Task details >> Return the number of lines below with "icon" in them, and nothing else.

Content starts

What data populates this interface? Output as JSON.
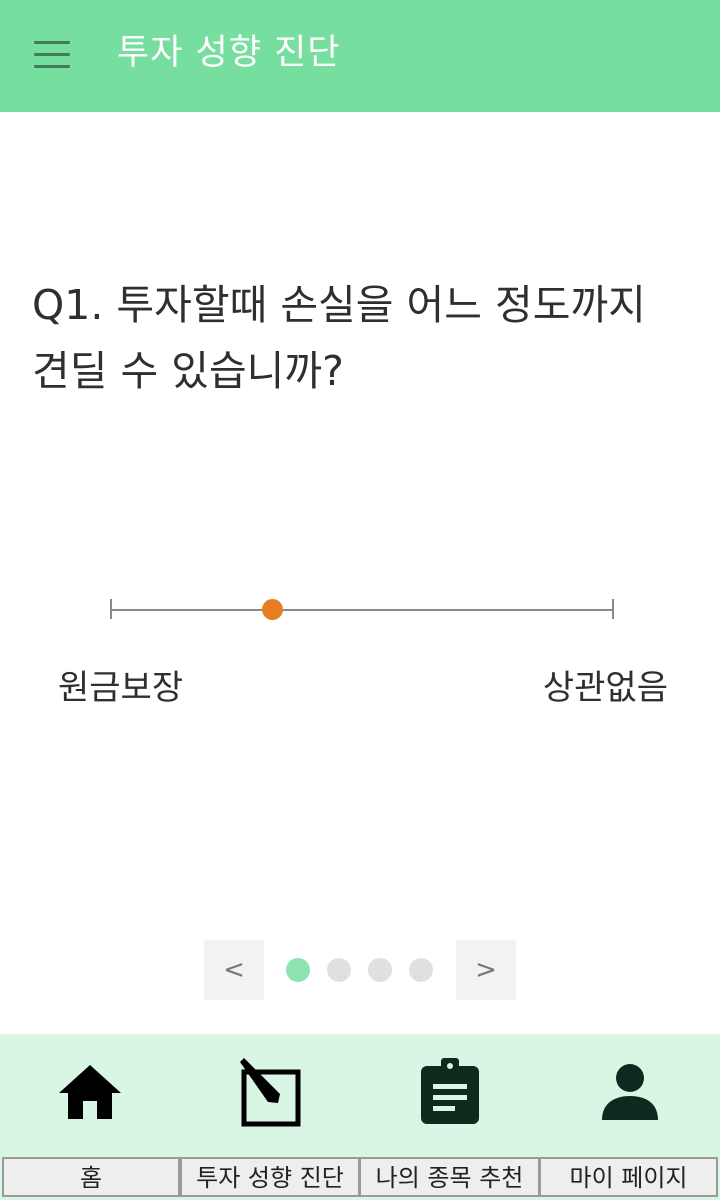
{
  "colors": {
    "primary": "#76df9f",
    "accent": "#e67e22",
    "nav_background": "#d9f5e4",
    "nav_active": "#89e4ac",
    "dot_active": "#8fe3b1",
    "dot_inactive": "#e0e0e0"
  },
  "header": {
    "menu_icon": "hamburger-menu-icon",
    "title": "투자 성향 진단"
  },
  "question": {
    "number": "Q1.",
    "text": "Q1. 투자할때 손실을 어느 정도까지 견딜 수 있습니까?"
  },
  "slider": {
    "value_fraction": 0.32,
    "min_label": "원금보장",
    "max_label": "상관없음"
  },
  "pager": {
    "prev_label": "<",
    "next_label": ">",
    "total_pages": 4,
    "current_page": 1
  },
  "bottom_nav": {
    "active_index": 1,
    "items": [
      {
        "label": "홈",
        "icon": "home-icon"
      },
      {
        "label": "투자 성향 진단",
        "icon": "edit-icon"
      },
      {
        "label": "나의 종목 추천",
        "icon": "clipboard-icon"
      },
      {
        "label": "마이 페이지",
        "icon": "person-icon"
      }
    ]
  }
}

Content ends

Expected answer >> 5